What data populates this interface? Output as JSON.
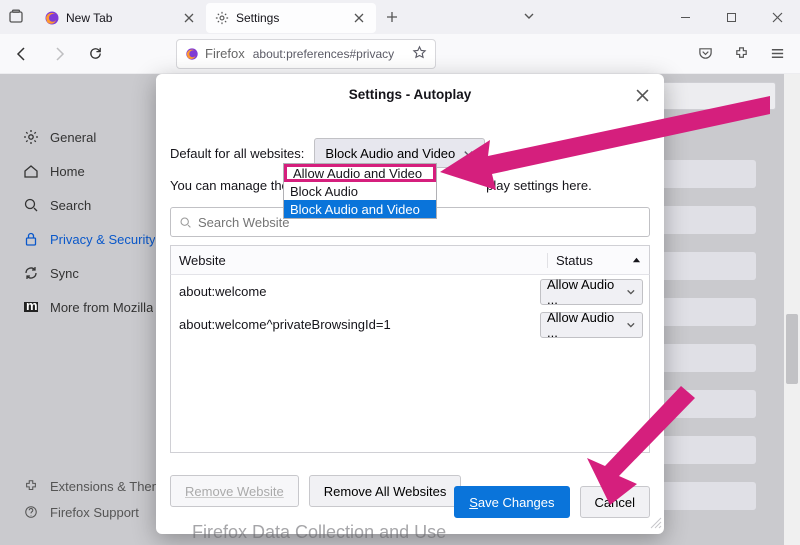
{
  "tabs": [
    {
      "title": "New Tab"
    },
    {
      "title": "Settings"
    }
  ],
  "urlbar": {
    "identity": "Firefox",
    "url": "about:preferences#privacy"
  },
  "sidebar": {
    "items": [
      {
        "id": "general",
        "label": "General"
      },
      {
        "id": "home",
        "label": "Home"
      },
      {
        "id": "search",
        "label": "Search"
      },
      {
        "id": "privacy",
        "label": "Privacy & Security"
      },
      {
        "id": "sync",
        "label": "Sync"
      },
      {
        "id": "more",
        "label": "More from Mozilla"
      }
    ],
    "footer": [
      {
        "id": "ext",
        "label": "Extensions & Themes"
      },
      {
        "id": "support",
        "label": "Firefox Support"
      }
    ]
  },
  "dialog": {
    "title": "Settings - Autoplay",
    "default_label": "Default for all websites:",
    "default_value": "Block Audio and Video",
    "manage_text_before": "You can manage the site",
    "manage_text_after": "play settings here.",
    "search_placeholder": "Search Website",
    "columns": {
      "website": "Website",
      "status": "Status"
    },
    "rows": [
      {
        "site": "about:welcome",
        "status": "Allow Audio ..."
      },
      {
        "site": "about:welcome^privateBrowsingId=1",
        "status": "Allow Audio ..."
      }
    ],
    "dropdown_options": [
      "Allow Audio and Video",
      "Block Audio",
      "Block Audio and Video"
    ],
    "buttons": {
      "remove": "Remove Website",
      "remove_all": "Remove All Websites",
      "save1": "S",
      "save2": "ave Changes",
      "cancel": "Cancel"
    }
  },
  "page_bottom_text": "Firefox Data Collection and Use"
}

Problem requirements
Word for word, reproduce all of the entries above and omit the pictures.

Answer to the exercise
What data populates this interface? Output as JSON.
{
  "tabs": [
    {
      "title": "New Tab"
    },
    {
      "title": "Settings"
    }
  ],
  "urlbar": {
    "identity": "Firefox",
    "url": "about:preferences#privacy"
  },
  "sidebar": {
    "items": [
      {
        "id": "general",
        "label": "General"
      },
      {
        "id": "home",
        "label": "Home"
      },
      {
        "id": "search",
        "label": "Search"
      },
      {
        "id": "privacy",
        "label": "Privacy & Security"
      },
      {
        "id": "sync",
        "label": "Sync"
      },
      {
        "id": "more",
        "label": "More from Mozilla"
      }
    ],
    "footer": [
      {
        "id": "ext",
        "label": "Extensions & Themes"
      },
      {
        "id": "support",
        "label": "Firefox Support"
      }
    ]
  },
  "dialog": {
    "title": "Settings - Autoplay",
    "default_label": "Default for all websites:",
    "default_value": "Block Audio and Video",
    "manage_text_before": "You can manage the site",
    "manage_text_after": "play settings here.",
    "search_placeholder": "Search Website",
    "columns": {
      "website": "Website",
      "status": "Status"
    },
    "rows": [
      {
        "site": "about:welcome",
        "status": "Allow Audio ..."
      },
      {
        "site": "about:welcome^privateBrowsingId=1",
        "status": "Allow Audio ..."
      }
    ],
    "dropdown_options": [
      "Allow Audio and Video",
      "Block Audio",
      "Block Audio and Video"
    ],
    "buttons": {
      "remove": "Remove Website",
      "remove_all": "Remove All Websites",
      "save1": "S",
      "save2": "ave Changes",
      "cancel": "Cancel"
    }
  },
  "page_bottom_text": "Firefox Data Collection and Use"
}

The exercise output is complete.